Retype all of the data exactly as given.
··· Information
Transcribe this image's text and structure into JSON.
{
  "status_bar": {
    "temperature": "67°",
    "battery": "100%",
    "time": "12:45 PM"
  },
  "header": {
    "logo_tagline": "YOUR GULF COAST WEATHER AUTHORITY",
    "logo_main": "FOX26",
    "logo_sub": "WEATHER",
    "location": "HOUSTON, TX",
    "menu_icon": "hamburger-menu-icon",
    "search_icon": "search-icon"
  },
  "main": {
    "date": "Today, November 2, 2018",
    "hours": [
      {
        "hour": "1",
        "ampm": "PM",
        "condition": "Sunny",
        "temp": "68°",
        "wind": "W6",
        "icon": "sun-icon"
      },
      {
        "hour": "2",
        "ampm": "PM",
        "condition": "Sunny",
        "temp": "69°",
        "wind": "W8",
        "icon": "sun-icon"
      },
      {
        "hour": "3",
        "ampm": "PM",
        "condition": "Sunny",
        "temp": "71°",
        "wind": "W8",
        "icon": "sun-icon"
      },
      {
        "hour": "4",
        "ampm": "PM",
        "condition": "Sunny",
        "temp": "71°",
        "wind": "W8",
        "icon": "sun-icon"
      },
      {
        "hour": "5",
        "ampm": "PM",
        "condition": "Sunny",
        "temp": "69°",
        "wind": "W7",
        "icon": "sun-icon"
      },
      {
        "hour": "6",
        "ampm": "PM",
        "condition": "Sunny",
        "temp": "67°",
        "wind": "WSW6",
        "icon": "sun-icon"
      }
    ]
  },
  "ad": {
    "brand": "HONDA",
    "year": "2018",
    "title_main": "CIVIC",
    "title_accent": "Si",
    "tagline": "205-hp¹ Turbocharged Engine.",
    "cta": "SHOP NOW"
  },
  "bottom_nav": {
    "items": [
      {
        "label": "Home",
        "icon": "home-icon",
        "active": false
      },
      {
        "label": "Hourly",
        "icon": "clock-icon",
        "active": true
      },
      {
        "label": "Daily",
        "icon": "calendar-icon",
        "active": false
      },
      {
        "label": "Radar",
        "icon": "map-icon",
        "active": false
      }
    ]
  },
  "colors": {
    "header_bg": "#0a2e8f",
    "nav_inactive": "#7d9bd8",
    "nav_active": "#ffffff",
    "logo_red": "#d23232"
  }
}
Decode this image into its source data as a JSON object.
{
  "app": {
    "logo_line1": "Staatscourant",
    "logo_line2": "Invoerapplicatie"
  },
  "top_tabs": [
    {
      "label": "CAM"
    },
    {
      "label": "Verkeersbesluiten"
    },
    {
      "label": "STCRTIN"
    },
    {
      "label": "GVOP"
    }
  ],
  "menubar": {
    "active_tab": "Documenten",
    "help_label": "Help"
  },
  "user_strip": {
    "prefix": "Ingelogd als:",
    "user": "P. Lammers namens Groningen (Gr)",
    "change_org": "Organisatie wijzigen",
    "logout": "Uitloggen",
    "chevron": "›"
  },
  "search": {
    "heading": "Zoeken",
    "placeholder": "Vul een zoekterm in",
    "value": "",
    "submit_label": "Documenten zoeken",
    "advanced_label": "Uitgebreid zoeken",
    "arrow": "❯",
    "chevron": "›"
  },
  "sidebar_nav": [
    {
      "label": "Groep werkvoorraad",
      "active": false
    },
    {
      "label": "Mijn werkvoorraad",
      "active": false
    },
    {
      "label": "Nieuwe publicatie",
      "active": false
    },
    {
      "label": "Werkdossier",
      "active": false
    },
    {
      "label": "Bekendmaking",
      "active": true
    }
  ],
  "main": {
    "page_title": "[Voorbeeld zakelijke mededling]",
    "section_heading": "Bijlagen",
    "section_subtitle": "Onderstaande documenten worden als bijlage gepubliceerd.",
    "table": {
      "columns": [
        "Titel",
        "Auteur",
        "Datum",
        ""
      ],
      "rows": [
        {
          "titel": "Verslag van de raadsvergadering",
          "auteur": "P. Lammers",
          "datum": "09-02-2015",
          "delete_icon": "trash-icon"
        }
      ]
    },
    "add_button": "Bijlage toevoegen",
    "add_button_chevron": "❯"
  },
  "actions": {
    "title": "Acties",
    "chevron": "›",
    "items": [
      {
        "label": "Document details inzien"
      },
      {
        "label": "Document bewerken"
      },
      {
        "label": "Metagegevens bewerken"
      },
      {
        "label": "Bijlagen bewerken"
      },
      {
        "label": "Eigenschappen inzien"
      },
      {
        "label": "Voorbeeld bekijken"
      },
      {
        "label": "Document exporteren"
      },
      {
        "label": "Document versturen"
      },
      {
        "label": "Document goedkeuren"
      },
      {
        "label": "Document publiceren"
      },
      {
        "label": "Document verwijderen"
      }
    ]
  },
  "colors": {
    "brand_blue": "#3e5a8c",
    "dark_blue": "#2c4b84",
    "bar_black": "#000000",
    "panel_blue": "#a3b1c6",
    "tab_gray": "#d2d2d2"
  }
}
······
## Task solution
Transcribe this image's text and structure into JSON.
{
  "status_bar": {
    "temperature": "67°",
    "battery": "100%",
    "time": "12:45 PM"
  },
  "header": {
    "logo_tagline": "YOUR GULF COAST WEATHER AUTHORITY",
    "logo_main": "FOX26",
    "logo_sub": "WEATHER",
    "location": "HOUSTON, TX",
    "menu_icon": "hamburger-menu-icon",
    "search_icon": "search-icon"
  },
  "main": {
    "date": "Today, November 2, 2018",
    "hours": [
      {
        "hour": "1",
        "ampm": "PM",
        "condition": "Sunny",
        "temp": "68°",
        "wind": "W6",
        "icon": "sun-icon"
      },
      {
        "hour": "2",
        "ampm": "PM",
        "condition": "Sunny",
        "temp": "69°",
        "wind": "W8",
        "icon": "sun-icon"
      },
      {
        "hour": "3",
        "ampm": "PM",
        "condition": "Sunny",
        "temp": "71°",
        "wind": "W8",
        "icon": "sun-icon"
      },
      {
        "hour": "4",
        "ampm": "PM",
        "condition": "Sunny",
        "temp": "71°",
        "wind": "W8",
        "icon": "sun-icon"
      },
      {
        "hour": "5",
        "ampm": "PM",
        "condition": "Sunny",
        "temp": "69°",
        "wind": "W7",
        "icon": "sun-icon"
      },
      {
        "hour": "6",
        "ampm": "PM",
        "condition": "Sunny",
        "temp": "67°",
        "wind": "WSW6",
        "icon": "sun-icon"
      }
    ]
  },
  "ad": {
    "brand": "HONDA",
    "year": "2018",
    "title_main": "CIVIC",
    "title_accent": "Si",
    "tagline": "205-hp¹ Turbocharged Engine.",
    "cta": "SHOP NOW"
  },
  "bottom_nav": {
    "items": [
      {
        "label": "Home",
        "icon": "home-icon",
        "active": false
      },
      {
        "label": "Hourly",
        "icon": "clock-icon",
        "active": true
      },
      {
        "label": "Daily",
        "icon": "calendar-icon",
        "active": false
      },
      {
        "label": "Radar",
        "icon": "map-icon",
        "active": false
      }
    ]
  },
  "colors": {
    "header_bg": "#0a2e8f",
    "nav_inactive": "#7d9bd8",
    "nav_active": "#ffffff",
    "logo_red": "#d23232"
  }
}
Decode this image into its source data as a JSON object.
{
  "app": {
    "logo_line1": "Staatscourant",
    "logo_line2": "Invoerapplicatie"
  },
  "top_tabs": [
    {
      "label": "CAM"
    },
    {
      "label": "Verkeersbesluiten"
    },
    {
      "label": "STCRTIN"
    },
    {
      "label": "GVOP"
    }
  ],
  "menubar": {
    "active_tab": "Documenten",
    "help_label": "Help"
  },
  "user_strip": {
    "prefix": "Ingelogd als:",
    "user": "P. Lammers namens Groningen (Gr)",
    "change_org": "Organisatie wijzigen",
    "logout": "Uitloggen",
    "chevron": "›"
  },
  "search": {
    "heading": "Zoeken",
    "placeholder": "Vul een zoekterm in",
    "value": "",
    "submit_label": "Documenten zoeken",
    "advanced_label": "Uitgebreid zoeken",
    "arrow": "❯",
    "chevron": "›"
  },
  "sidebar_nav": [
    {
      "label": "Groep werkvoorraad",
      "active": false
    },
    {
      "label": "Mijn werkvoorraad",
      "active": false
    },
    {
      "label": "Nieuwe publicatie",
      "active": false
    },
    {
      "label": "Werkdossier",
      "active": false
    },
    {
      "label": "Bekendmaking",
      "active": true
    }
  ],
  "main": {
    "page_title": "[Voorbeeld zakelijke mededling]",
    "section_heading": "Bijlagen",
    "section_subtitle": "Onderstaande documenten worden als bijlage gepubliceerd.",
    "table": {
      "columns": [
        "Titel",
        "Auteur",
        "Datum",
        ""
      ],
      "rows": [
        {
          "titel": "Verslag van de raadsvergadering",
          "auteur": "P. Lammers",
          "datum": "09-02-2015",
          "delete_icon": "trash-icon"
        }
      ]
    },
    "add_button": "Bijlage toevoegen",
    "add_button_chevron": "❯"
  },
  "actions": {
    "title": "Acties",
    "chevron": "›",
    "items": [
      {
        "label": "Document details inzien"
      },
      {
        "label": "Document bewerken"
      },
      {
        "label": "Metagegevens bewerken"
      },
      {
        "label": "Bijlagen bewerken"
      },
      {
        "label": "Eigenschappen inzien"
      },
      {
        "label": "Voorbeeld bekijken"
      },
      {
        "label": "Document exporteren"
      },
      {
        "label": "Document versturen"
      },
      {
        "label": "Document goedkeuren"
      },
      {
        "label": "Document publiceren"
      },
      {
        "label": "Document verwijderen"
      }
    ]
  },
  "colors": {
    "brand_blue": "#3e5a8c",
    "dark_blue": "#2c4b84",
    "bar_black": "#000000",
    "panel_blue": "#a3b1c6",
    "tab_gray": "#d2d2d2"
  }
}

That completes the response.